* _Goal of the exercise_
Among the records below, count the lines where "name" occurs, and report that total alone.

━━━━━ Data excerpts ━━━━━

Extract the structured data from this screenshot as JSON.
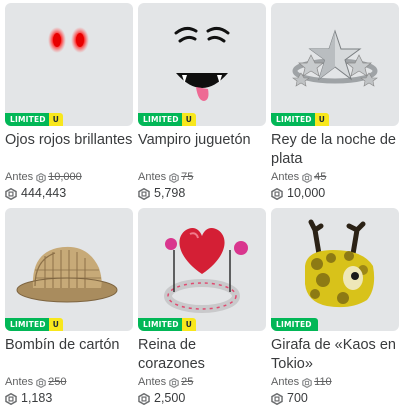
{
  "labels": {
    "limited": "LIMITED",
    "unique": "U",
    "before": "Antes"
  },
  "colors": {
    "limited_green": "#02b757",
    "unique_yellow": "#f8e71c",
    "thumb_bg": "#e3e5e7"
  },
  "items": [
    {
      "name": "Ojos rojos brillantes",
      "old_price": "10,000",
      "price": "444,443",
      "badge_unique": true
    },
    {
      "name": "Vampiro juguetón",
      "old_price": "75",
      "price": "5,798",
      "badge_unique": true
    },
    {
      "name": "Rey de la noche de plata",
      "old_price": "45",
      "price": "10,000",
      "badge_unique": true
    },
    {
      "name": "Bombín de cartón",
      "old_price": "250",
      "price": "1,183",
      "badge_unique": true
    },
    {
      "name": "Reina de corazones",
      "old_price": "25",
      "price": "2,500",
      "badge_unique": true
    },
    {
      "name": "Girafa de «Kaos en Tokio»",
      "old_price": "110",
      "price": "700",
      "badge_unique": false
    }
  ],
  "icons": {
    "currency": "robux-icon"
  }
}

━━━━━

* _Result below_
6